Roaa Sait is currently a PhD student at De Montfort University in the UK. She has been active in the area of material science and nanotechnology. Recently she has published a paper on synthesis and characterization of sputtered TiN as a nucleation layer. Her current research involves the study of neural electrode interface materials for improving recording and stimulation of neurons in the brain. She focuses on controlling the properties titanium nitride nanostructures.
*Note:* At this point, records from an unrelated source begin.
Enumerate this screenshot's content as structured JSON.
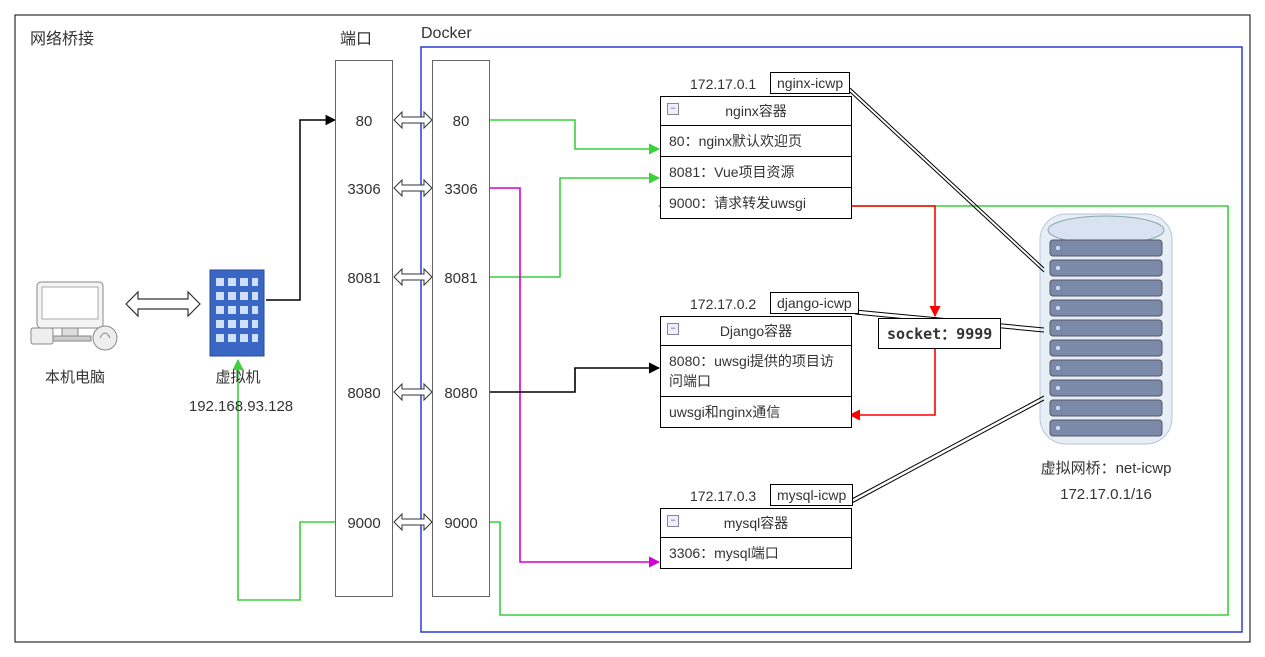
{
  "labels": {
    "network_bridge": "网络桥接",
    "ports": "端口",
    "docker": "Docker",
    "local_pc": "本机电脑",
    "vm": "虚拟机",
    "vm_ip": "192.168.93.128",
    "virtual_bridge": "虚拟网桥：net-icwp",
    "virtual_bridge_ip": "172.17.0.1/16"
  },
  "ports_left": {
    "p80": "80",
    "p3306": "3306",
    "p8081": "8081",
    "p8080": "8080",
    "p9000": "9000"
  },
  "ports_right": {
    "p80": "80",
    "p3306": "3306",
    "p8081": "8081",
    "p8080": "8080",
    "p9000": "9000"
  },
  "nginx": {
    "ip": "172.17.0.1",
    "name": "nginx-icwp",
    "title": "nginx容器",
    "row1": "80：nginx默认欢迎页",
    "row2": "8081：Vue项目资源",
    "row3": "9000：请求转发uwsgi"
  },
  "django": {
    "ip": "172.17.0.2",
    "name": "django-icwp",
    "title": "Django容器",
    "row1": "8080：uwsgi提供的项目访问端口",
    "row2": "uwsgi和nginx通信"
  },
  "mysql": {
    "ip": "172.17.0.3",
    "name": "mysql-icwp",
    "title": "mysql容器",
    "row1": "3306：mysql端口"
  },
  "socket": "socket：9999"
}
In neurophysiological measurements, a neural electrode interface material plays a critical role in eliciting action potentials without damaging the tissue of interest. However, the need to minimize electrode dimensions and reduce invasiveness and the activation of glial cells has rendered the choice of a suitable interface material. Platinum, iridium oxide and gold are currently the most utilized microelectrode material due to their apposite electrical and mechanical properties, however their performance becomes limited when electrode dimensions are reduced; as the total surface area decreases, limitations are placed on the successful transfer of charge or charge injection into the tissue for stimulation. Research on nanostructured surfaces has shown a great potential for improving the electrochemical and mechanical properties. Thin films of titanium nitride (TiN) have been implemented in neural electrode applications previously due to its useful properties e.g., TiN has a higher charge injection (2.2-3.5 mC/cm2) as compared to that of Pt (0.02-0.15 mC/cm2). Moreover TiN nanowires (NWs) have not been synthesized previously towards for neural interface application, which is the aim of the work described here. The synthesis involves the low temperature and cost effective hydrothermal growth of Titanium Oxide NWs (TiO2-NWs) grown, for the first time, from a TiN sputtered layer optimized elsewhere. The growth is followed by a novel nitridation process. The effects of the hydrothermal growth parameters (e.g. seeding layer thickness, time and temperature) on the properties of the TiO2 nanowires were investigated using Scanning Electron Microscopy (SEM), X-Ray Diffraction (XRD) and Cyclic voltammetry (CV) for morphological, structural and electrochemical studies respectively. Aspect ratio as well as crystalline structure, electrical resistivity and capacitance will be presented and distilled here. The ease and convenience to tune the nanowires properties bring this approach great potential for building an optimum neural electrode interface material.